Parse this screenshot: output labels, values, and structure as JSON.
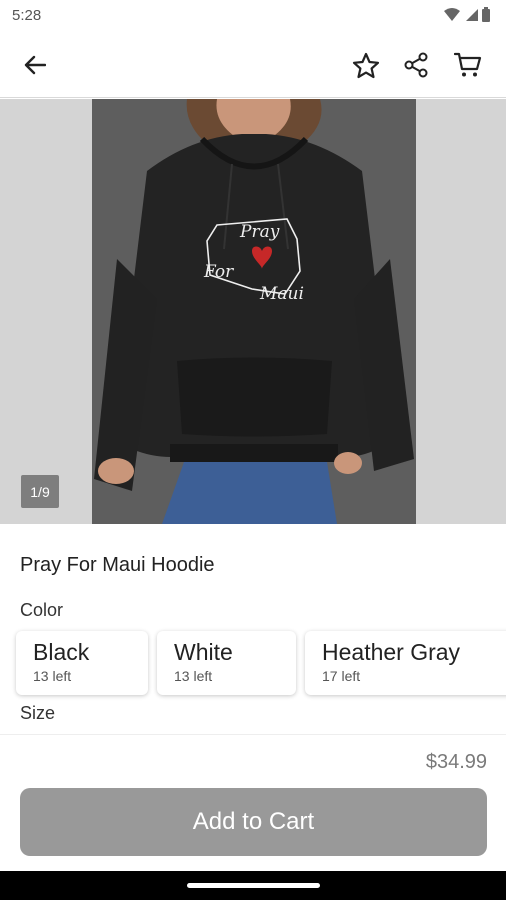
{
  "status": {
    "time": "5:28",
    "icons": [
      "wifi-icon",
      "signal-icon",
      "battery-icon"
    ]
  },
  "toolbar": {
    "back_icon": "arrow-left-icon",
    "actions": [
      "star-icon",
      "share-icon",
      "cart-icon"
    ]
  },
  "gallery": {
    "counter": "1/9",
    "print_text": [
      "Pray",
      "For",
      "Maui"
    ]
  },
  "product": {
    "title": "Pray For Maui Hoodie",
    "color_label": "Color",
    "size_label": "Size",
    "variants": [
      {
        "name": "Black",
        "stock": "13 left"
      },
      {
        "name": "White",
        "stock": "13 left"
      },
      {
        "name": "Heather Gray",
        "stock": "17 left"
      }
    ]
  },
  "footer": {
    "price": "$34.99",
    "add_to_cart": "Add to Cart"
  },
  "colors": {
    "button_disabled": "#999999",
    "price": "#7a7a7a",
    "heart": "#c62828"
  }
}
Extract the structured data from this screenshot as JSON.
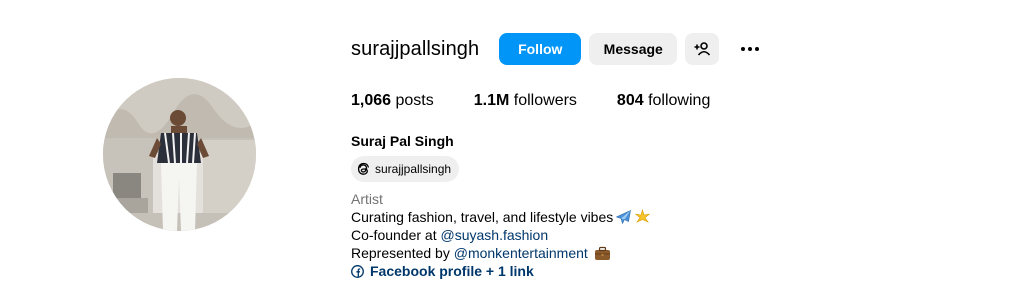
{
  "profile": {
    "username": "surajjpallsingh",
    "buttons": {
      "follow": "Follow",
      "message": "Message",
      "suggest_icon": "person-add-icon",
      "more_icon": "more-options-icon"
    },
    "stats": {
      "posts_count": "1,066",
      "posts_label": "posts",
      "followers_count": "1.1M",
      "followers_label": "followers",
      "following_count": "804",
      "following_label": "following"
    },
    "full_name": "Suraj Pal Singh",
    "threads": {
      "icon": "threads-icon",
      "handle": "surajjpallsingh"
    },
    "bio": {
      "category": "Artist",
      "line1": "Curating fashion, travel, and lifestyle vibes",
      "line1_emojis": [
        "airplane-emoji",
        "sparkle-emoji"
      ],
      "line2_prefix": "Co-founder at ",
      "line2_link": "@suyash.fashion",
      "line3_prefix": "Represented by ",
      "line3_link": "@monkentertainment",
      "line3_emoji": "briefcase-emoji",
      "links_label": "Facebook profile + 1 link",
      "links_icon": "facebook-icon"
    }
  },
  "colors": {
    "follow_bg": "#0095f6",
    "secondary_bg": "#efefef",
    "link": "#00376b",
    "category": "#737373"
  }
}
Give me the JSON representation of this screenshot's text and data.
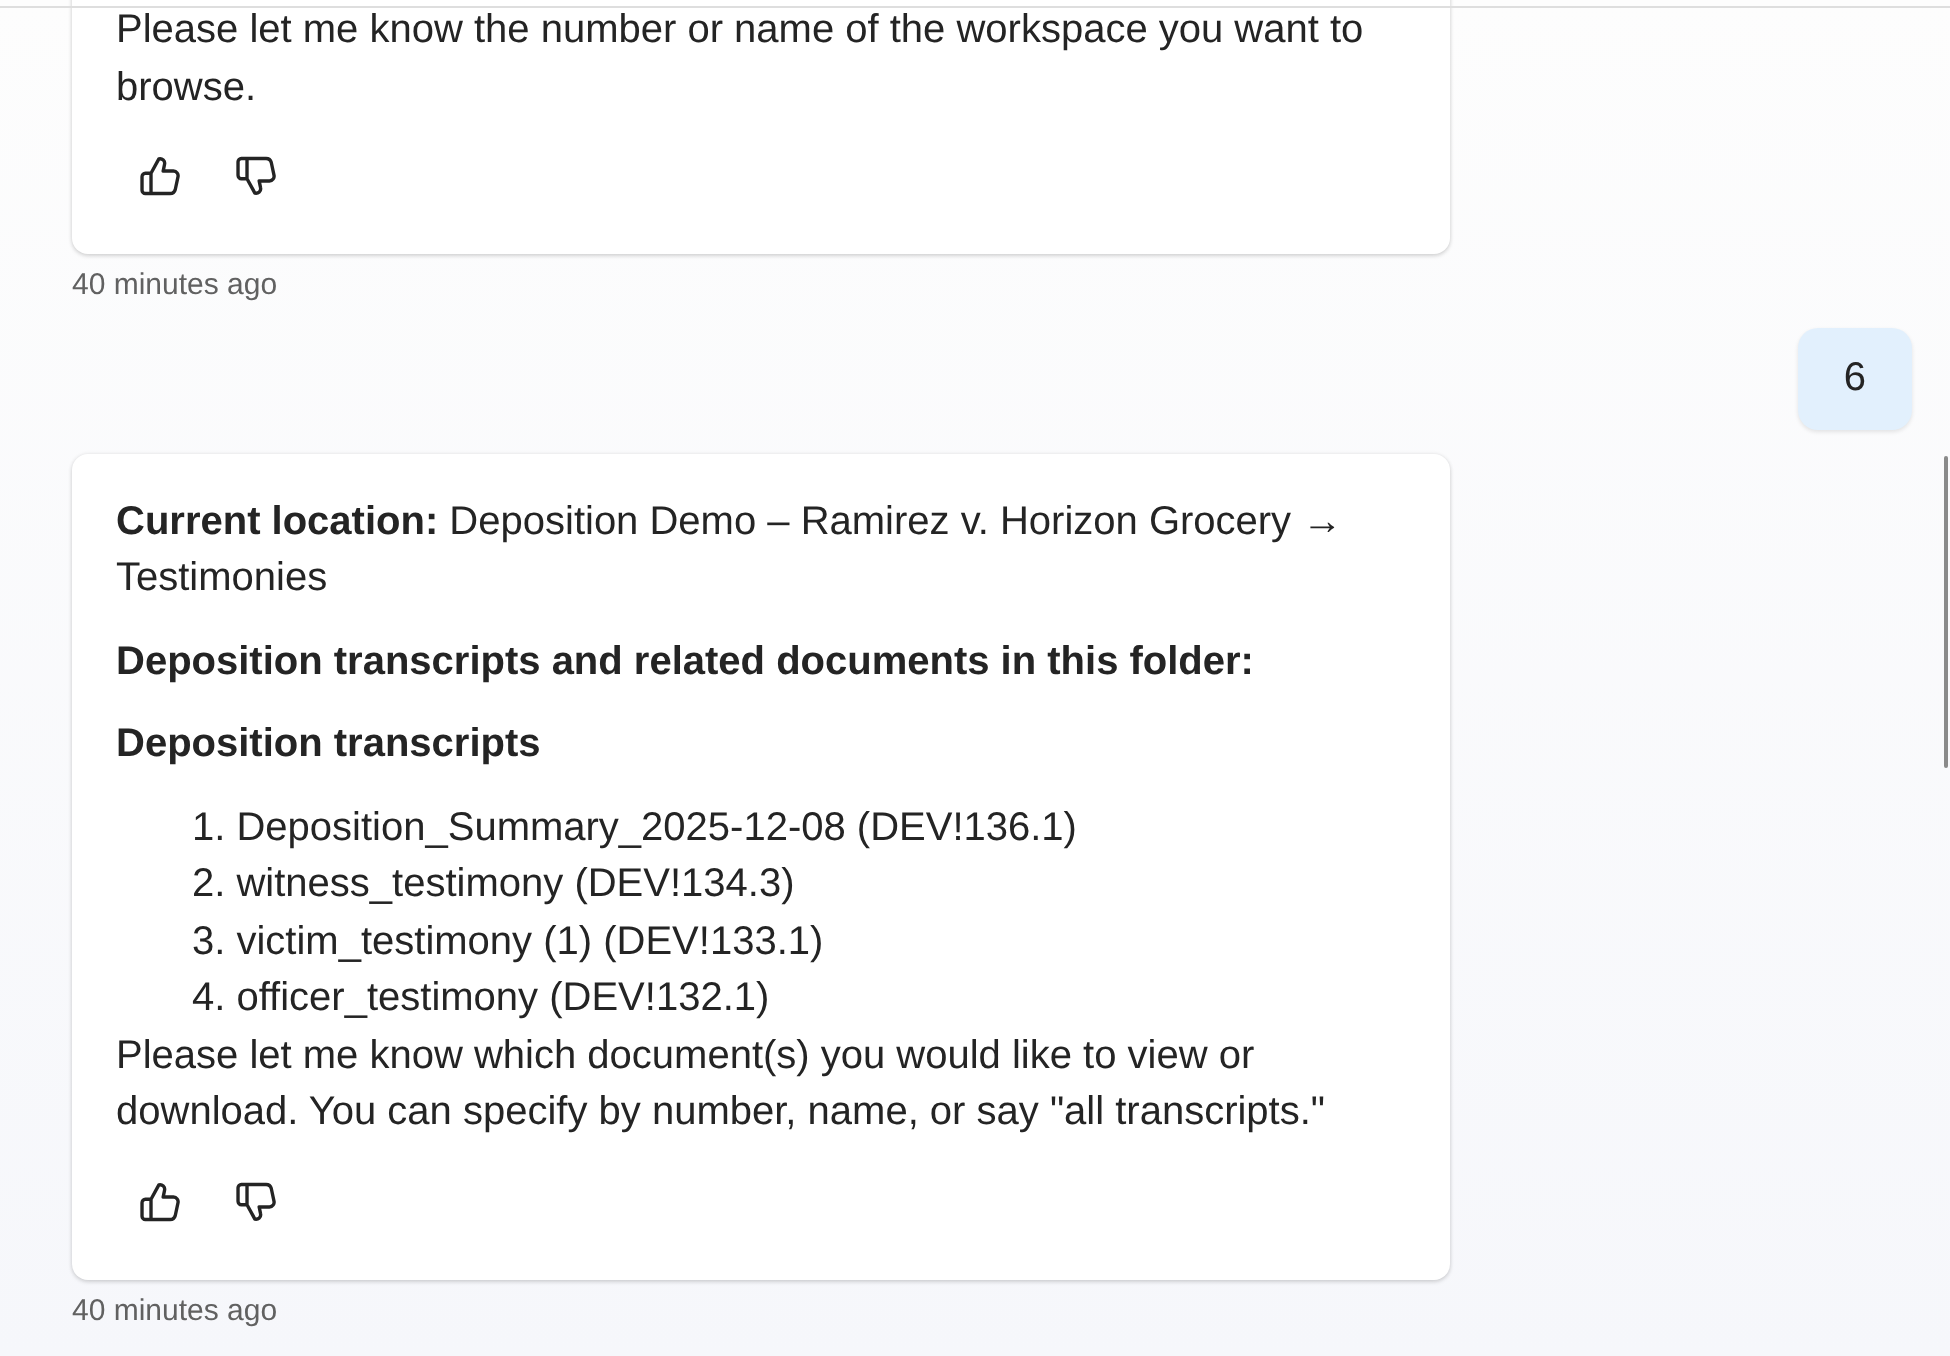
{
  "messages": [
    {
      "kind": "assistant",
      "blocks": [
        {
          "kind": "paragraph",
          "text": "Please let me know the number or name of the workspace you want to browse."
        }
      ],
      "timestamp": "40 minutes ago"
    },
    {
      "kind": "user",
      "text": "6"
    },
    {
      "kind": "assistant",
      "blocks": [
        {
          "kind": "paragraph",
          "text": "**Current location:** Deposition Demo – Ramirez v. Horizon Grocery → Testimonies"
        },
        {
          "kind": "heading",
          "text": "Deposition transcripts and related documents in this folder:"
        },
        {
          "kind": "heading",
          "text": "Deposition transcripts"
        },
        {
          "kind": "list",
          "items": [
            "1. Deposition_Summary_2025-12-08 (DEV!136.1)",
            "2. witness_testimony (DEV!134.3)",
            "3. victim_testimony (1) (DEV!133.1)",
            "4. officer_testimony (DEV!132.1)"
          ]
        },
        {
          "kind": "paragraph",
          "text": "Please let me know which document(s) you would like to view or download. You can specify by number, name, or say \"all transcripts.\""
        }
      ],
      "timestamp": "40 minutes ago"
    }
  ]
}
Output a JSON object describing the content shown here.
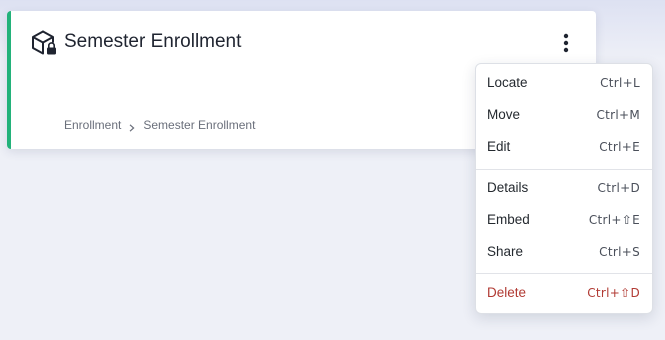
{
  "card": {
    "title": "Semester Enrollment",
    "breadcrumb": [
      "Enrollment",
      "Semester Enrollment"
    ],
    "accent_color": "#23b27a",
    "icon": "locked-package-icon"
  },
  "menu": {
    "items": [
      {
        "label": "Locate",
        "shortcut": "Ctrl+L"
      },
      {
        "label": "Move",
        "shortcut": "Ctrl+M"
      },
      {
        "label": "Edit",
        "shortcut": "Ctrl+E"
      },
      {
        "label": "Details",
        "shortcut": "Ctrl+D"
      },
      {
        "label": "Embed",
        "shortcut": "Ctrl+⇧E"
      },
      {
        "label": "Share",
        "shortcut": "Ctrl+S"
      },
      {
        "label": "Delete",
        "shortcut": "Ctrl+⇧D"
      }
    ],
    "danger_color": "#b13a33"
  }
}
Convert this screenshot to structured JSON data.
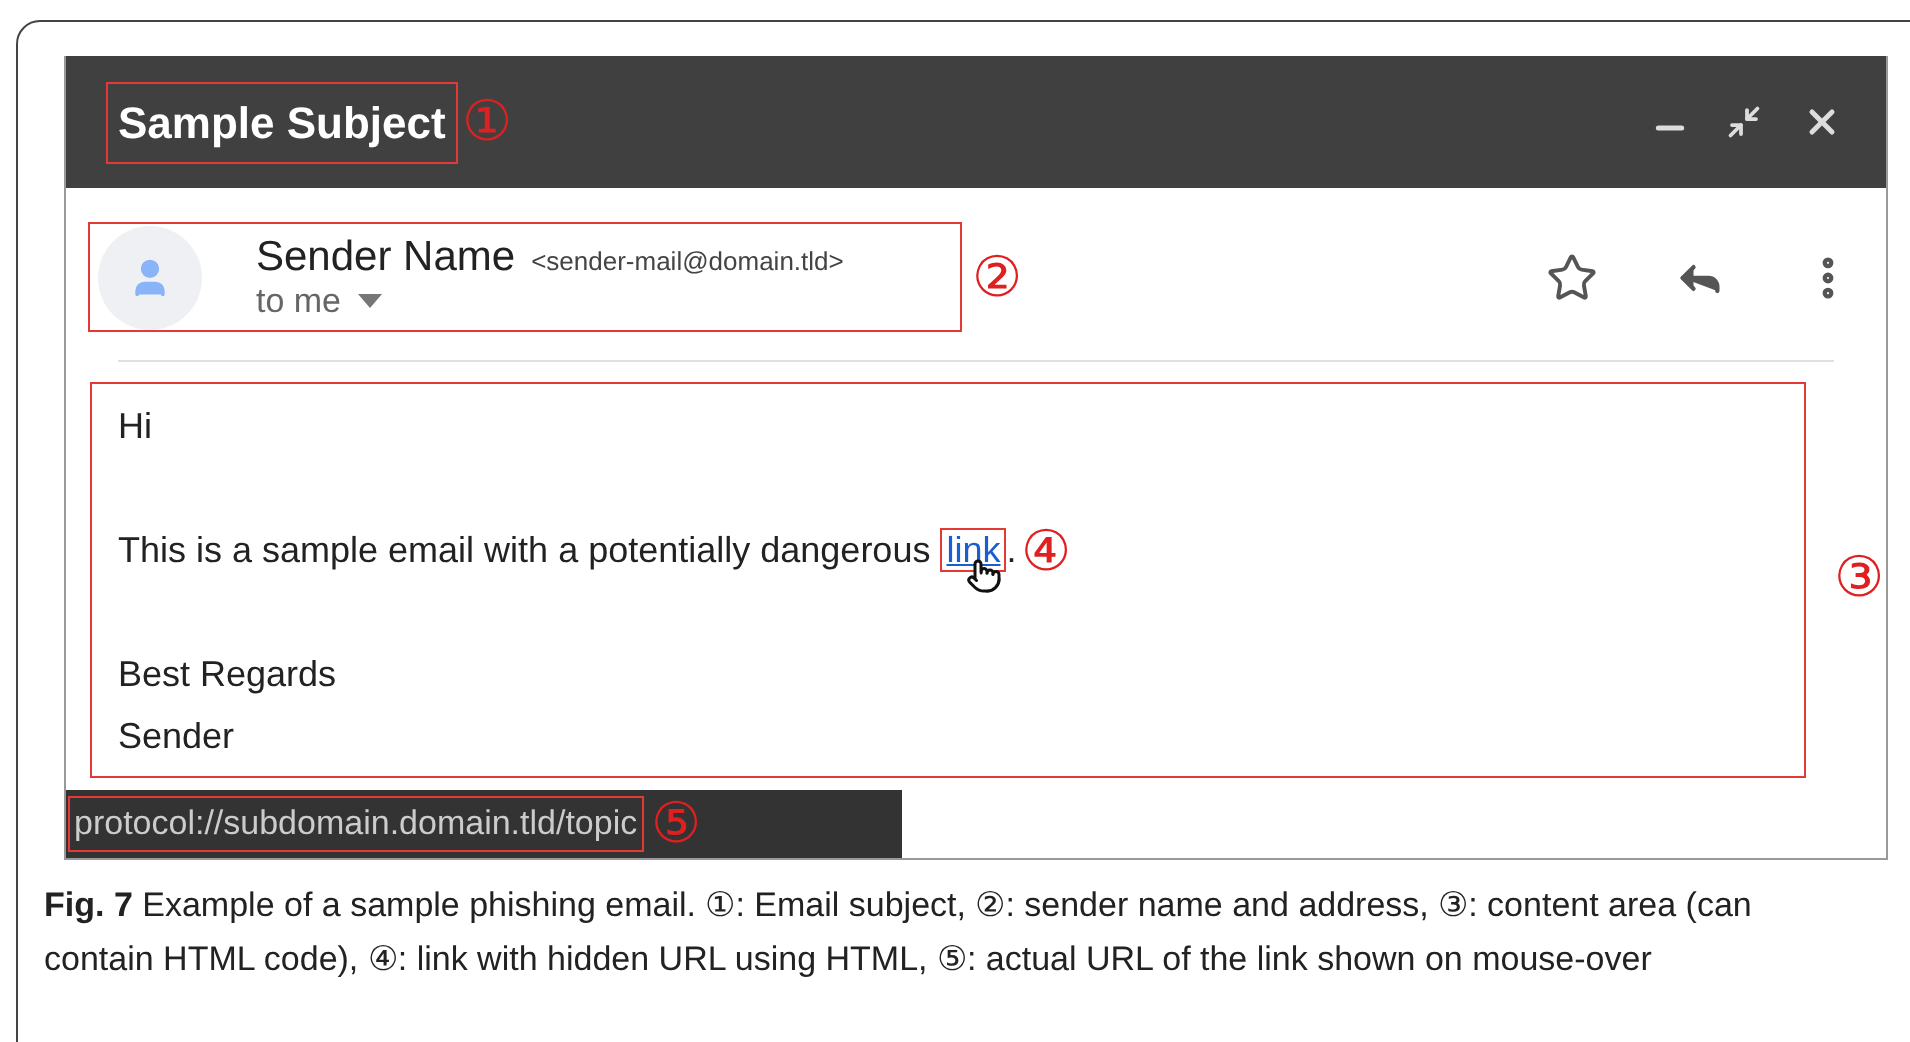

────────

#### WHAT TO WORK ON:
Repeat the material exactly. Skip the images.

#### SOLUTION FOR THIS EXERCISE:
Parse this screenshot: output labels, values, and structure as JSON.
{
  "status": {
    "time": "5:28",
    "icons": [
      "wifi-icon",
      "signal-icon",
      "battery-icon"
    ]
  },
  "toolbar": {
    "back_icon": "arrow-left-icon",
    "actions": [
      "star-icon",
      "share-icon",
      "cart-icon"
    ]
  },
  "gallery": {
    "counter": "1/9",
    "print_text": [
      "Pray",
      "For",
      "Maui"
    ]
  },
  "product": {
    "title": "Pray For Maui Hoodie",
    "color_label": "Color",
    "size_label": "Size",
    "variants": [
      {
        "name": "Black",
        "stock": "13 left"
      },
      {
        "name": "White",
        "stock": "13 left"
      },
      {
        "name": "Heather Gray",
        "stock": "17 left"
      }
    ]
  },
  "footer": {
    "price": "$34.99",
    "add_to_cart": "Add to Cart"
  },
  "colors": {
    "button_disabled": "#999999",
    "price": "#7a7a7a",
    "heart": "#c62828"
  }
}
Extract the structured data from this screenshot as JSON.
{
  "profile": {
    "username": "surajjpallsingh",
    "buttons": {
      "follow": "Follow",
      "message": "Message",
      "suggest_icon": "person-add-icon",
      "more_icon": "more-options-icon"
    },
    "stats": {
      "posts_count": "1,066",
      "posts_label": "posts",
      "followers_count": "1.1M",
      "followers_label": "followers",
      "following_count": "804",
      "following_label": "following"
    },
    "full_name": "Suraj Pal Singh",
    "threads": {
      "icon": "threads-icon",
      "handle": "surajjpallsingh"
    },
    "bio": {
      "category": "Artist",
      "line1": "Curating fashion, travel, and lifestyle vibes",
      "line1_emojis": [
        "airplane-emoji",
        "sparkle-emoji"
      ],
      "line2_prefix": "Co-founder at ",
      "line2_link": "@suyash.fashion",
      "line3_prefix": "Represented by ",
      "line3_link": "@monkentertainment",
      "line3_emoji": "briefcase-emoji",
      "links_label": "Facebook profile + 1 link",
      "links_icon": "facebook-icon"
    }
  },
  "colors": {
    "follow_bg": "#0095f6",
    "secondary_bg": "#efefef",
    "link": "#00376b",
    "category": "#737373"
  }
}
Give me the JSON representation of this screenshot's text and data.
{
  "messages": [
    {
      "kind": "assistant",
      "blocks": [
        {
          "kind": "paragraph",
          "text": "Please let me know the number or name of the workspace you want to browse."
        }
      ],
      "timestamp": "40 minutes ago"
    },
    {
      "kind": "user",
      "text": "6"
    },
    {
      "kind": "assistant",
      "blocks": [
        {
          "kind": "paragraph",
          "text": "**Current location:** Deposition Demo – Ramirez v. Horizon Grocery → Testimonies"
        },
        {
          "kind": "heading",
          "text": "Deposition transcripts and related documents in this folder:"
        },
        {
          "kind": "heading",
          "text": "Deposition transcripts"
        },
        {
          "kind": "list",
          "items": [
            "1. Deposition_Summary_2025-12-08 (DEV!136.1)",
            "2. witness_testimony (DEV!134.3)",
            "3. victim_testimony (1) (DEV!133.1)",
            "4. officer_testimony (DEV!132.1)"
          ]
        },
        {
          "kind": "paragraph",
          "text": "Please let me know which document(s) you would like to view or download. You can specify by number, name, or say \"all transcripts.\""
        }
      ],
      "timestamp": "40 minutes ago"
    }
  ]
}
Output a JSON object describing the content shown here.
{
  "card": {
    "title": "Semester Enrollment",
    "breadcrumb": [
      "Enrollment",
      "Semester Enrollment"
    ],
    "accent_color": "#23b27a",
    "icon": "locked-package-icon"
  },
  "menu": {
    "items": [
      {
        "label": "Locate",
        "shortcut": "Ctrl+L"
      },
      {
        "label": "Move",
        "shortcut": "Ctrl+M"
      },
      {
        "label": "Edit",
        "shortcut": "Ctrl+E"
      },
      {
        "label": "Details",
        "shortcut": "Ctrl+D"
      },
      {
        "label": "Embed",
        "shortcut": "Ctrl+⇧E"
      },
      {
        "label": "Share",
        "shortcut": "Ctrl+S"
      },
      {
        "label": "Delete",
        "shortcut": "Ctrl+⇧D"
      }
    ],
    "danger_color": "#b13a33"
  }
}
Convert this screenshot to structured JSON data.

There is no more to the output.